The Shi’ite faction National Resistance Front (PPS), based in South Lebanon, announces in April 1985 that 17-year-old Sana’a Mehaidli has become the first woman suicide car bomber to perish in action. Sana’a Muheidli is a member of the “Brides of Blood”, a team of teenage girls trained for suicide missions. Before she sets out to meet her fate, she records a suicide note by way of video, explaining her actions:
I am very relaxed to go on this operation because I am carrying out the duty of my people. I decided on self-sacrifice and martyrdom for the sake of liberation of our land and our people, because I have seen the tragedy of our people from the humiliation of occupation and oppression, the killing of children, women and old men.”
She exhorts her mother not to mourn her death, rather, “be merry, and let your joy explode as if it were my wedding day”. Sana’a tells her parents that she is off to buy lipstick. She then drives off in a white Peugeot stuffed with TNT, crashing it into an Israeli convoy. She kills herself and two soldiers.

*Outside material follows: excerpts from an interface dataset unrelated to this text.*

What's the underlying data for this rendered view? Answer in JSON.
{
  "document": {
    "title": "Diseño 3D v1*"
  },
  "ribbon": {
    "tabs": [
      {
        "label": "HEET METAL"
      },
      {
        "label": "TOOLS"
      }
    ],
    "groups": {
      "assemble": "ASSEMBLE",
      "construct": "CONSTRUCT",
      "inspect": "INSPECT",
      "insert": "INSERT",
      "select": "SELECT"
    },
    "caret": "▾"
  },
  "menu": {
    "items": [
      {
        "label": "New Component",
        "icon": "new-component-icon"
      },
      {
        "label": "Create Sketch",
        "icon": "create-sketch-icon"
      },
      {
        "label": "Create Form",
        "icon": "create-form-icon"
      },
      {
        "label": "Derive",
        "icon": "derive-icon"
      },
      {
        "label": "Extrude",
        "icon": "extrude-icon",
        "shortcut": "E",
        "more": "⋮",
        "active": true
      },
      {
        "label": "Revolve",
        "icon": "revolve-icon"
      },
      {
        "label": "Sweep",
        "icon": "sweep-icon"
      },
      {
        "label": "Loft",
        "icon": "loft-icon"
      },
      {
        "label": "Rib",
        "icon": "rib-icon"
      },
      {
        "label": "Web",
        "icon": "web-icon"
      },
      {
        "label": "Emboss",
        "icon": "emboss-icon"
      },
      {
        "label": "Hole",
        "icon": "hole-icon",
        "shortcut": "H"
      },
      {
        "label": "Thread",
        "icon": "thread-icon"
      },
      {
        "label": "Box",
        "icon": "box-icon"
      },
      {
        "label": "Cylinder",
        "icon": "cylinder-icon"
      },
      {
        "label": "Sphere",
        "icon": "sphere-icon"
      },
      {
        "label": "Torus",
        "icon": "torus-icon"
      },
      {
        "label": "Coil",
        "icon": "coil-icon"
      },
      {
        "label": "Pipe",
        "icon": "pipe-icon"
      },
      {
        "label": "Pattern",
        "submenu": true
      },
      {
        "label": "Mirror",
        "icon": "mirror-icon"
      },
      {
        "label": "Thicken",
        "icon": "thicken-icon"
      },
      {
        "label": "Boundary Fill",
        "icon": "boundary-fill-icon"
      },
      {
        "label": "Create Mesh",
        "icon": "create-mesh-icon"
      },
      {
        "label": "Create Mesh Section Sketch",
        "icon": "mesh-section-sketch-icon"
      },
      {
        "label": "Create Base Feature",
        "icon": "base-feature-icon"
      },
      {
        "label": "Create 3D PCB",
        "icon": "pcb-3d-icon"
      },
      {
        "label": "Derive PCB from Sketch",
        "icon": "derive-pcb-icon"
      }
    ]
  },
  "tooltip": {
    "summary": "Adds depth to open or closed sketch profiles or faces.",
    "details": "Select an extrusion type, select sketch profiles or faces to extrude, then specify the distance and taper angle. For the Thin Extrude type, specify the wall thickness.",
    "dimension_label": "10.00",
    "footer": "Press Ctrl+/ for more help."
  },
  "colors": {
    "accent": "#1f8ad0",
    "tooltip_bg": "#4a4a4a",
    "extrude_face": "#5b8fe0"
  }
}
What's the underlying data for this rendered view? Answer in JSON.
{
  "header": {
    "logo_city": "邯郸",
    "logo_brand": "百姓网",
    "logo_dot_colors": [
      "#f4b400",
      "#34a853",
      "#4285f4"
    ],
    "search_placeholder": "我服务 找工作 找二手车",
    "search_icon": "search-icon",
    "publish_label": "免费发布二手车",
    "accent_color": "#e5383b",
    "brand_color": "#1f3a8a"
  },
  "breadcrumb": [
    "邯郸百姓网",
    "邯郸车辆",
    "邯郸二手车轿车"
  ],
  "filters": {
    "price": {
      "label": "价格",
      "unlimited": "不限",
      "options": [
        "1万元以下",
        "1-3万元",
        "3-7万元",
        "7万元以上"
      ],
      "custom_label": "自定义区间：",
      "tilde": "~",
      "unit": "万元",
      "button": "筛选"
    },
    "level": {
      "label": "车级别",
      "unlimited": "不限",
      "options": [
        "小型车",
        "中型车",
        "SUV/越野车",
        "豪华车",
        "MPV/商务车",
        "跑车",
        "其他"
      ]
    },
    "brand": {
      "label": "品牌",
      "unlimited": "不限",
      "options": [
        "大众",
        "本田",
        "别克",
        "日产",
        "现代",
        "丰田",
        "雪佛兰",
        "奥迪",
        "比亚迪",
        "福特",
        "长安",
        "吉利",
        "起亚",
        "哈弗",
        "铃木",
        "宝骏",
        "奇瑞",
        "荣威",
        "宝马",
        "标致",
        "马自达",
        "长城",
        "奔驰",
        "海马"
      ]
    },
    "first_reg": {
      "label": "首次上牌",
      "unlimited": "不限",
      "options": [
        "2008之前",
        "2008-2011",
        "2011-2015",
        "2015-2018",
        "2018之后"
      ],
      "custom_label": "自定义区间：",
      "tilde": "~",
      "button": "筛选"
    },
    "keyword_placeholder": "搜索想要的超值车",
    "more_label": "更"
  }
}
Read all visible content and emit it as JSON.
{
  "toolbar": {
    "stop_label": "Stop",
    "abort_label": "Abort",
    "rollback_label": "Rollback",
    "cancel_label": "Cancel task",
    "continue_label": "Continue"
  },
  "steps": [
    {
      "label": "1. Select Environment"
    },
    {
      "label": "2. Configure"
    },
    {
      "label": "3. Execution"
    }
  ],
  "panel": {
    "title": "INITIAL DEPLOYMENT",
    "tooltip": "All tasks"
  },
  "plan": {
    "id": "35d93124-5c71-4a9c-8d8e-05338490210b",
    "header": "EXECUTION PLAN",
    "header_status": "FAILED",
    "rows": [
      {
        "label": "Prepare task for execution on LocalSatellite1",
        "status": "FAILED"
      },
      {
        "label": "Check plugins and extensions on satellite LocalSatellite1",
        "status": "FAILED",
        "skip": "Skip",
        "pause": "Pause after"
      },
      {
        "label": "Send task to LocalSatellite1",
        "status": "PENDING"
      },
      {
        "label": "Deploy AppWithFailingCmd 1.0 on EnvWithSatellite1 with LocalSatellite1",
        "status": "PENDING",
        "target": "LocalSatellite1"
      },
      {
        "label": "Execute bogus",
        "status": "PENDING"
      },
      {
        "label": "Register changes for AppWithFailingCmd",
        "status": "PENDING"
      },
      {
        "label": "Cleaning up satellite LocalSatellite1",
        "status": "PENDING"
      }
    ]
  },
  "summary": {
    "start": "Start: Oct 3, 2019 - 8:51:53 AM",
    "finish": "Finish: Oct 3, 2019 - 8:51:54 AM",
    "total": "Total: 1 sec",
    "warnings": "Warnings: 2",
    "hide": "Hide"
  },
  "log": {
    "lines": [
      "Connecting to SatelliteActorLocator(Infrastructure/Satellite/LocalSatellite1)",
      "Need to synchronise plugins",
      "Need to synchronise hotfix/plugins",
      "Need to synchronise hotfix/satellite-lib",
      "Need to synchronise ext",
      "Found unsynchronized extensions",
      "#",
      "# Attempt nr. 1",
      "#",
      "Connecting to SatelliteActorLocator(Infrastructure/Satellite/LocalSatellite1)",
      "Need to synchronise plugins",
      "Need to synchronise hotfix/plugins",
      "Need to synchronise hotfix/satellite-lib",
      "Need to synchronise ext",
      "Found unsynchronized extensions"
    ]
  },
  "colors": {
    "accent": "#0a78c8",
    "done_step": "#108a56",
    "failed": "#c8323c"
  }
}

When I read in the papers about a virgin of sixteen blowing herself up in the middle of a group of Israeli soldiers, it doesn’t surprise me very much. It’s the lugubrious yet joyful preparations that intrigue me. What string did the old woman or girl have to pull to detonate the grenades? How was the bodice arranged to make the girl’s body look womanly and enticing enough to rouse suspicion in soldiers with a reputation for intelligence?
Jean Genet, Prisoner of Love2